### EXERCISE DIRECTIONS
Exactly as given, restate each record that follows.

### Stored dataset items
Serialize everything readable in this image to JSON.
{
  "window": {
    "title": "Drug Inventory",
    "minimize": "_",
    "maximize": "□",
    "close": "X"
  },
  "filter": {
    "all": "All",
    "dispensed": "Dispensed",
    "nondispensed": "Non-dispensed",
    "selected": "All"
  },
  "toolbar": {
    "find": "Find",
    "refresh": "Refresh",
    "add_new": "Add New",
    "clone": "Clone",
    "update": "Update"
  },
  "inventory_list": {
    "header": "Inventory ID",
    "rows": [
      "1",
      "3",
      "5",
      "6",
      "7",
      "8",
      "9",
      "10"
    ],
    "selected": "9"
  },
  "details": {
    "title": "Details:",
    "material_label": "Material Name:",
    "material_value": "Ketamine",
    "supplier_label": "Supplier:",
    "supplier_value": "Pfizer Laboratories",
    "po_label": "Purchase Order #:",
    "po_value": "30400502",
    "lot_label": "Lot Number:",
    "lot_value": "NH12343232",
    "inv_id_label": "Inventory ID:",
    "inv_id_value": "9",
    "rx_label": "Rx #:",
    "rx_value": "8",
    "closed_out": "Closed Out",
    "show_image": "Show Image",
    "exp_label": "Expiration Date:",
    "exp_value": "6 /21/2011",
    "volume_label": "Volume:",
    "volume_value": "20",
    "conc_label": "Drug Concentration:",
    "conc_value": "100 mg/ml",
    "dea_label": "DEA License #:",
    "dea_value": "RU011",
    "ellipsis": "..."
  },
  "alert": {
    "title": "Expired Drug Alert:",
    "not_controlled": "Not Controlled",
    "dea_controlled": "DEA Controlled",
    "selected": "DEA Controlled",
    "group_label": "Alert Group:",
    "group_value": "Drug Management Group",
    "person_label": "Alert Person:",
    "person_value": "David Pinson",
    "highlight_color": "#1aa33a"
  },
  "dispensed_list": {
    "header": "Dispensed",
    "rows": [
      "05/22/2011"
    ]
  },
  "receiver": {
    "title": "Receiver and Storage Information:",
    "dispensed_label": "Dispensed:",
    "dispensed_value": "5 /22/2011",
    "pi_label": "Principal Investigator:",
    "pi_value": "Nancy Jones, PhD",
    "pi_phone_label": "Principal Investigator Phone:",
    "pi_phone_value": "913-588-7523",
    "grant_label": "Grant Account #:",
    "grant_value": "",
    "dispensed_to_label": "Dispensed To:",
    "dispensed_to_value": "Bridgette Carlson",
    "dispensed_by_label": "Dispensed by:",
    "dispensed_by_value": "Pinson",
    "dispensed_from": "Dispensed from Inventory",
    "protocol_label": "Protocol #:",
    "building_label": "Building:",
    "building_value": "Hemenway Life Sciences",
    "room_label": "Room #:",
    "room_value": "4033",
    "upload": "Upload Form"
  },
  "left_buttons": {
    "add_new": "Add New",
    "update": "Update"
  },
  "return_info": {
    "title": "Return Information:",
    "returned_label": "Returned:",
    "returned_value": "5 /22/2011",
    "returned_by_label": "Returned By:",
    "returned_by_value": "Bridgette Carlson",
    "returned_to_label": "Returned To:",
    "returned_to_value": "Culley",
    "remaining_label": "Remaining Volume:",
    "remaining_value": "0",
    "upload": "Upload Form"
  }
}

### WRITTEN ANSWER
Serialize everything readable in this image to JSON.
{
  "window": {
    "title": "Drug Inventory",
    "minimize": "_",
    "maximize": "□",
    "close": "X"
  },
  "filter": {
    "all": "All",
    "dispensed": "Dispensed",
    "nondispensed": "Non-dispensed",
    "selected": "All"
  },
  "toolbar": {
    "find": "Find",
    "refresh": "Refresh",
    "add_new": "Add New",
    "clone": "Clone",
    "update": "Update"
  },
  "inventory_list": {
    "header": "Inventory ID",
    "rows": [
      "1",
      "3",
      "5",
      "6",
      "7",
      "8",
      "9",
      "10"
    ],
    "selected": "9"
  },
  "details": {
    "title": "Details:",
    "material_label": "Material Name:",
    "material_value": "Ketamine",
    "supplier_label": "Supplier:",
    "supplier_value": "Pfizer Laboratories",
    "po_label": "Purchase Order #:",
    "po_value": "30400502",
    "lot_label": "Lot Number:",
    "lot_value": "NH12343232",
    "inv_id_label": "Inventory ID:",
    "inv_id_value": "9",
    "rx_label": "Rx #:",
    "rx_value": "8",
    "closed_out": "Closed Out",
    "show_image": "Show Image",
    "exp_label": "Expiration Date:",
    "exp_value": "6 /21/2011",
    "volume_label": "Volume:",
    "volume_value": "20",
    "conc_label": "Drug Concentration:",
    "conc_value": "100 mg/ml",
    "dea_label": "DEA License #:",
    "dea_value": "RU011",
    "ellipsis": "..."
  },
  "alert": {
    "title": "Expired Drug Alert:",
    "not_controlled": "Not Controlled",
    "dea_controlled": "DEA Controlled",
    "selected": "DEA Controlled",
    "group_label": "Alert Group:",
    "group_value": "Drug Management Group",
    "person_label": "Alert Person:",
    "person_value": "David Pinson",
    "highlight_color": "#1aa33a"
  },
  "dispensed_list": {
    "header": "Dispensed",
    "rows": [
      "05/22/2011"
    ]
  },
  "receiver": {
    "title": "Receiver and Storage Information:",
    "dispensed_label": "Dispensed:",
    "dispensed_value": "5 /22/2011",
    "pi_label": "Principal Investigator:",
    "pi_value": "Nancy Jones, PhD",
    "pi_phone_label": "Principal Investigator Phone:",
    "pi_phone_value": "913-588-7523",
    "grant_label": "Grant Account #:",
    "grant_value": "",
    "dispensed_to_label": "Dispensed To:",
    "dispensed_to_value": "Bridgette Carlson",
    "dispensed_by_label": "Dispensed by:",
    "dispensed_by_value": "Pinson",
    "dispensed_from": "Dispensed from Inventory",
    "protocol_label": "Protocol #:",
    "building_label": "Building:",
    "building_value": "Hemenway Life Sciences",
    "room_label": "Room #:",
    "room_value": "4033",
    "upload": "Upload Form"
  },
  "left_buttons": {
    "add_new": "Add New",
    "update": "Update"
  },
  "return_info": {
    "title": "Return Information:",
    "returned_label": "Returned:",
    "returned_value": "5 /22/2011",
    "returned_by_label": "Returned By:",
    "returned_by_value": "Bridgette Carlson",
    "returned_to_label": "Returned To:",
    "returned_to_value": "Culley",
    "remaining_label": "Remaining Volume:",
    "remaining_value": "0",
    "upload": "Upload Form"
  }
}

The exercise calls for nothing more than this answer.